*** RECORDS TO USE ***

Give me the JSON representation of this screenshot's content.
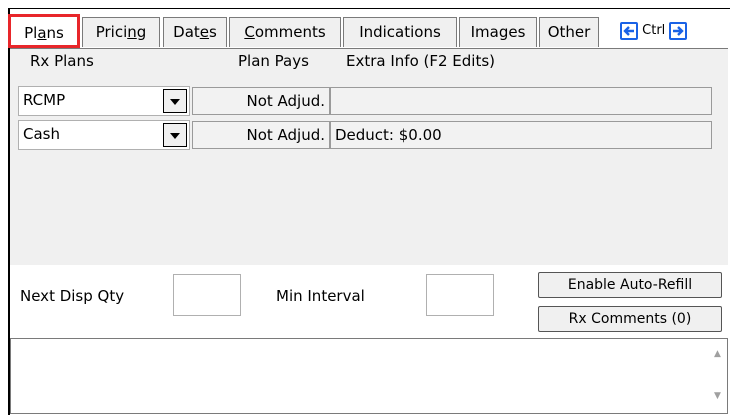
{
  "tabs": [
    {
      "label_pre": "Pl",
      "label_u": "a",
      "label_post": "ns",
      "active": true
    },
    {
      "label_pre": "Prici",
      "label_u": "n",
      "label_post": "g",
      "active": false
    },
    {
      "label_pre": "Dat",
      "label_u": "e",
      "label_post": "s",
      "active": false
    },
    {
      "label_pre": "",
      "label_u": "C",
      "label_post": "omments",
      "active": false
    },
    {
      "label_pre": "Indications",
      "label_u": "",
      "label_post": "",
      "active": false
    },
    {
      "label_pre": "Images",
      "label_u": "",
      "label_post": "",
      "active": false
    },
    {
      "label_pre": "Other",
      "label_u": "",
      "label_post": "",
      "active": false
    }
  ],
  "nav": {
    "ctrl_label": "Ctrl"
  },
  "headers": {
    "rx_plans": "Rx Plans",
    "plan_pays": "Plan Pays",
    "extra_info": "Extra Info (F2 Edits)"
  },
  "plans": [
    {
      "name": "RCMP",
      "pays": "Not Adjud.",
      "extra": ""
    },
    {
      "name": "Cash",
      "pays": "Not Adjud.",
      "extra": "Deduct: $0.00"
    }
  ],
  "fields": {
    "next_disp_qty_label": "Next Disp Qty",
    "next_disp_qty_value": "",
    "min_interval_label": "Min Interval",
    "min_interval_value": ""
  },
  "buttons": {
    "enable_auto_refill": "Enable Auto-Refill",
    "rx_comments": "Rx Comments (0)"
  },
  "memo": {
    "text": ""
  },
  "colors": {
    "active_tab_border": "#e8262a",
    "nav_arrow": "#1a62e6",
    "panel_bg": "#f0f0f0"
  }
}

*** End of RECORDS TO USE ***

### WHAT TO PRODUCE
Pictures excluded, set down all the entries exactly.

### RESULT OF THE TASK
Give me the JSON representation of this screenshot's content.
{
  "tabs": [
    {
      "label_pre": "Pl",
      "label_u": "a",
      "label_post": "ns",
      "active": true
    },
    {
      "label_pre": "Prici",
      "label_u": "n",
      "label_post": "g",
      "active": false
    },
    {
      "label_pre": "Dat",
      "label_u": "e",
      "label_post": "s",
      "active": false
    },
    {
      "label_pre": "",
      "label_u": "C",
      "label_post": "omments",
      "active": false
    },
    {
      "label_pre": "Indications",
      "label_u": "",
      "label_post": "",
      "active": false
    },
    {
      "label_pre": "Images",
      "label_u": "",
      "label_post": "",
      "active": false
    },
    {
      "label_pre": "Other",
      "label_u": "",
      "label_post": "",
      "active": false
    }
  ],
  "nav": {
    "ctrl_label": "Ctrl"
  },
  "headers": {
    "rx_plans": "Rx Plans",
    "plan_pays": "Plan Pays",
    "extra_info": "Extra Info (F2 Edits)"
  },
  "plans": [
    {
      "name": "RCMP",
      "pays": "Not Adjud.",
      "extra": ""
    },
    {
      "name": "Cash",
      "pays": "Not Adjud.",
      "extra": "Deduct: $0.00"
    }
  ],
  "fields": {
    "next_disp_qty_label": "Next Disp Qty",
    "next_disp_qty_value": "",
    "min_interval_label": "Min Interval",
    "min_interval_value": ""
  },
  "buttons": {
    "enable_auto_refill": "Enable Auto-Refill",
    "rx_comments": "Rx Comments (0)"
  },
  "memo": {
    "text": ""
  },
  "colors": {
    "active_tab_border": "#e8262a",
    "nav_arrow": "#1a62e6",
    "panel_bg": "#f0f0f0"
  }
}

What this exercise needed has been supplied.